For the debut Motörhead’s Motörboat cruise in 2014, an international, multigenerational audience from over 30 countries came together to celebrate the legacy of the cruise’s iconic namesake and escape into five days of true rock ’n’ roll living with no holds barred. Highlighted by a pair of ear-splitting performances from Motörhead themselves, Motörhead’s Motörboat 2014 featured more than 30 performances by 15 of rock and metal’s top artists, including heavy metal all-star band Metal Allegiance, Anthrax, Testament, Down, and Zakk Wylde.
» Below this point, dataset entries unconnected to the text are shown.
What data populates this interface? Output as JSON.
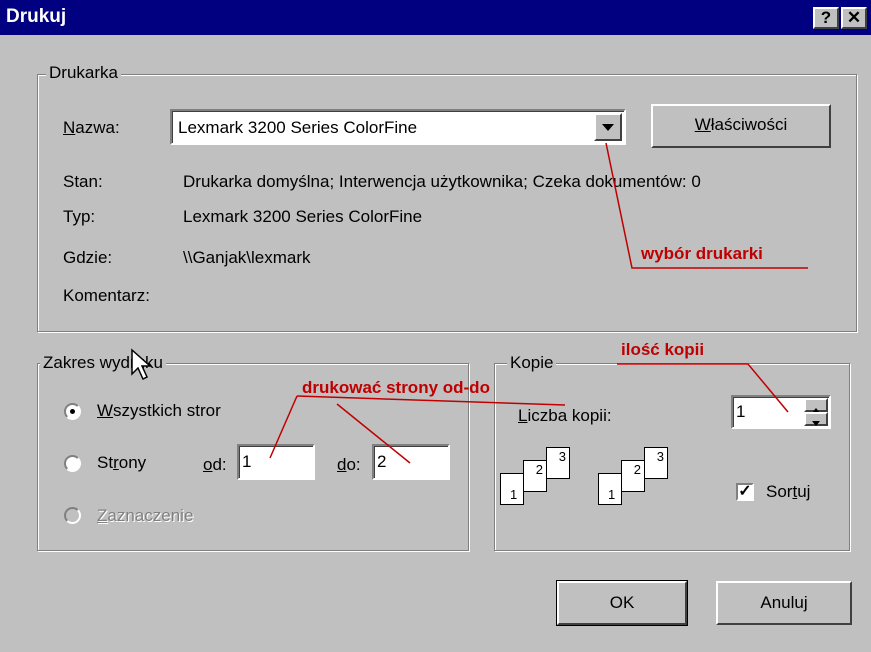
{
  "dialog": {
    "title": "Drukuj",
    "help_button": "?",
    "close_button": "✕"
  },
  "printer": {
    "group_label": "Drukarka",
    "name_label": "Nazwa:",
    "name_value": "Lexmark 3200 Series ColorFine",
    "properties_button": "Właściwości",
    "status_label": "Stan:",
    "status_value": "Drukarka domyślna; Interwencja użytkownika; Czeka dokumentów: 0",
    "type_label": "Typ:",
    "type_value": "Lexmark 3200 Series ColorFine",
    "where_label": "Gdzie:",
    "where_value": "\\\\Ganjak\\lexmark",
    "comment_label": "Komentarz:"
  },
  "range": {
    "group_label": "Zakres wydruku",
    "all_label": "Wszystkich stron",
    "pages_label": "Strony",
    "from_label": "od:",
    "from_value": "1",
    "to_label": "do:",
    "to_value": "2",
    "selection_label": "Zaznaczenie"
  },
  "copies": {
    "group_label": "Kopie",
    "count_label": "Liczba kopii:",
    "count_value": "1",
    "collate_label": "Sortuj",
    "collate_checked": true,
    "page_numbers": [
      "1",
      "2",
      "3"
    ]
  },
  "buttons": {
    "ok": "OK",
    "cancel": "Anuluj"
  },
  "annotations": {
    "printer_choice": "wybór drukarki",
    "copies_count": "ilość kopii",
    "page_range": "drukować strony od-do",
    "color": "#c00000"
  }
}
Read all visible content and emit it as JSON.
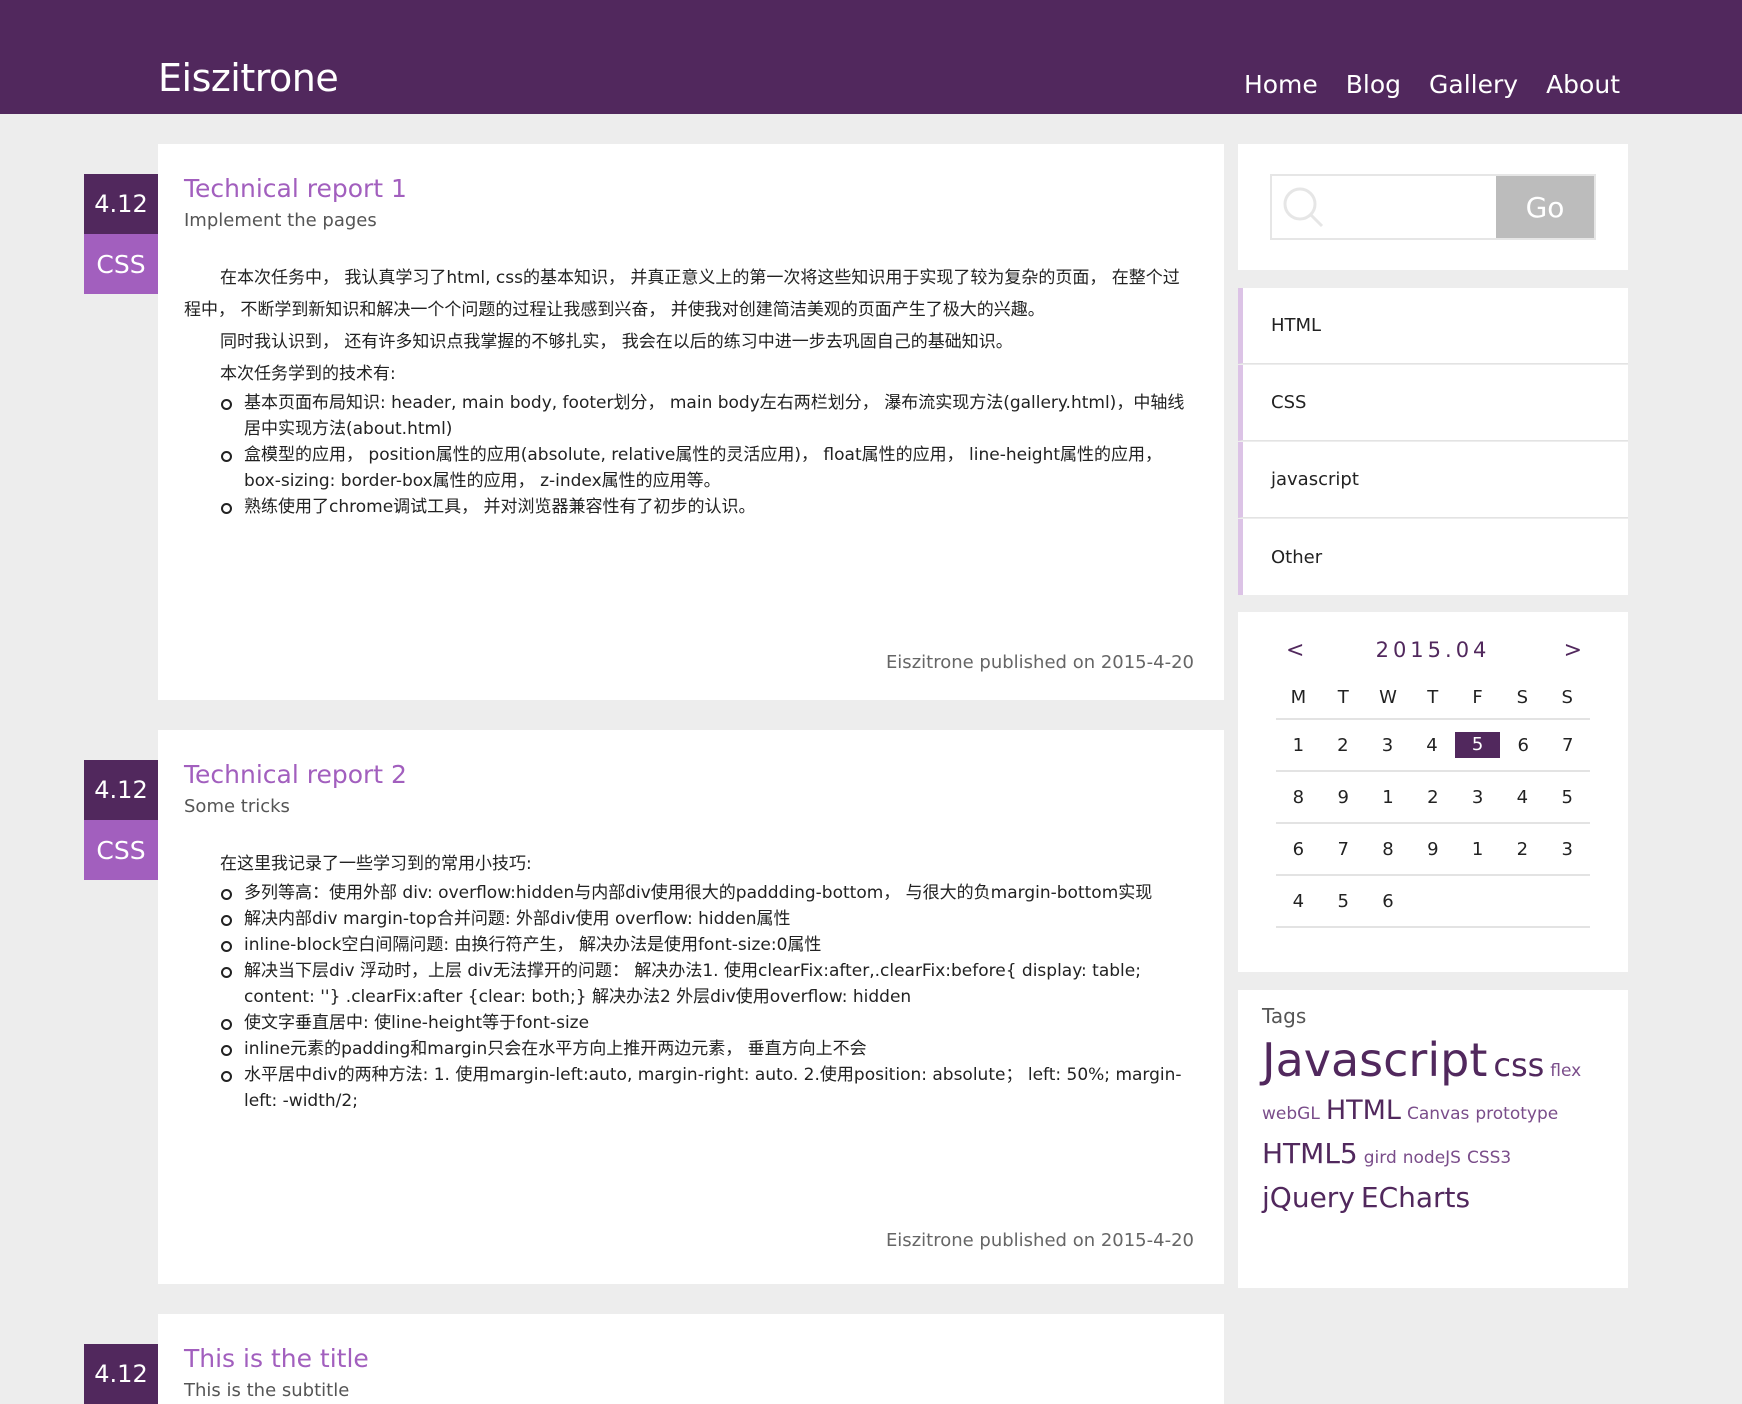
{
  "header": {
    "brand": "Eiszitrone",
    "nav": [
      "Home",
      "Blog",
      "Gallery",
      "About"
    ]
  },
  "posts": [
    {
      "date": "4.12",
      "tag": "CSS",
      "title": "Technical report 1",
      "subtitle": "Implement the pages",
      "paragraphs": [
        "在本次任务中， 我认真学习了html, css的基本知识， 并真正意义上的第一次将这些知识用于实现了较为复杂的页面， 在整个过程中， 不断学到新知识和解决一个个问题的过程让我感到兴奋， 并使我对创建简洁美观的页面产生了极大的兴趣。",
        "同时我认识到， 还有许多知识点我掌握的不够扎实， 我会在以后的练习中进一步去巩固自己的基础知识。",
        "本次任务学到的技术有:"
      ],
      "bullets": [
        "基本页面布局知识: header, main body, footer划分， main body左右两栏划分， 瀑布流实现方法(gallery.html)，中轴线居中实现方法(about.html)",
        "盒模型的应用， position属性的应用(absolute, relative属性的灵活应用)， float属性的应用， line-height属性的应用， box-sizing: border-box属性的应用， z-index属性的应用等。",
        "熟练使用了chrome调试工具， 并对浏览器兼容性有了初步的认识。"
      ],
      "footer": "Eiszitrone published on 2015-4-20"
    },
    {
      "date": "4.12",
      "tag": "CSS",
      "title": "Technical report 2",
      "subtitle": "Some tricks",
      "paragraphs": [
        "在这里我记录了一些学习到的常用小技巧:"
      ],
      "bullets": [
        "多列等高：使用外部 div: overflow:hidden与内部div使用很大的paddding-bottom， 与很大的负margin-bottom实现",
        "解决内部div margin-top合并问题: 外部div使用 overflow: hidden属性",
        "inline-block空白间隔问题: 由换行符产生， 解决办法是使用font-size:0属性",
        "解决当下层div 浮动时，上层 div无法撑开的问题： 解决办法1. 使用clearFix:after,.clearFix:before{ display: table; content: ''} .clearFix:after {clear: both;} 解决办法2 外层div使用overflow: hidden",
        "使文字垂直居中: 使line-height等于font-size",
        "inline元素的padding和margin只会在水平方向上推开两边元素， 垂直方向上不会",
        "水平居中div的两种方法: 1. 使用margin-left:auto, margin-right: auto. 2.使用position: absolute； left: 50%; margin-left: -width/2;"
      ],
      "footer": "Eiszitrone published on 2015-4-20"
    },
    {
      "date": "4.12",
      "title": "This is the title",
      "subtitle": "This is the subtitle"
    }
  ],
  "sidebar": {
    "search": {
      "placeholder": "",
      "go_label": "Go"
    },
    "categories": [
      "HTML",
      "CSS",
      "javascript",
      "Other"
    ],
    "calendar": {
      "prev": "<",
      "next": ">",
      "title": "2015.04",
      "weekdays": [
        "M",
        "T",
        "W",
        "T",
        "F",
        "S",
        "S"
      ],
      "weeks": [
        [
          "1",
          "2",
          "3",
          "4",
          "5",
          "6",
          "7"
        ],
        [
          "8",
          "9",
          "1",
          "2",
          "3",
          "4",
          "5"
        ],
        [
          "6",
          "7",
          "8",
          "9",
          "1",
          "2",
          "3"
        ],
        [
          "4",
          "5",
          "6",
          "",
          "",
          "",
          ""
        ]
      ],
      "highlighted": "5"
    },
    "tags": {
      "title": "Tags",
      "items": [
        "Javascript",
        "css",
        "flex",
        "webGL",
        "HTML",
        "Canvas",
        "prototype",
        "HTML5",
        "gird",
        "nodeJS",
        "CSS3",
        "jQuery",
        "ECharts"
      ]
    }
  },
  "colors": {
    "primary": "#51285d",
    "accent": "#a25fbe",
    "background": "#ededed",
    "search_button": "#bcbcbc"
  }
}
It would be easy to dismiss Valient Thorr as a kitsch band. They profess to be from Venus, 4/5 of the members have the last name of ‘Thorr’. They have cultivated the wild look, have a propensity for cheesy outfits, goofily mugging for the cameras and their followers are called ‘Thorriors’. It would also be easy to tag Valiant Thorr as another stoner rock band. However, neither assessment would be fair. Their latest release, ‘Our Own Masters’, shows that there is a good deal of quality under all that hair and double-denim, and while they do get their stoner grind on they also have an aggressive, punky edge that puts them somewhere between Kyuss, Fireball Ministry and Maylene And The Sons of Disaster, with a dash old school punk and a pinch of 70s cock rock. It’s an interesting blend that keeps listeners both engaged and on their toes. Continue reading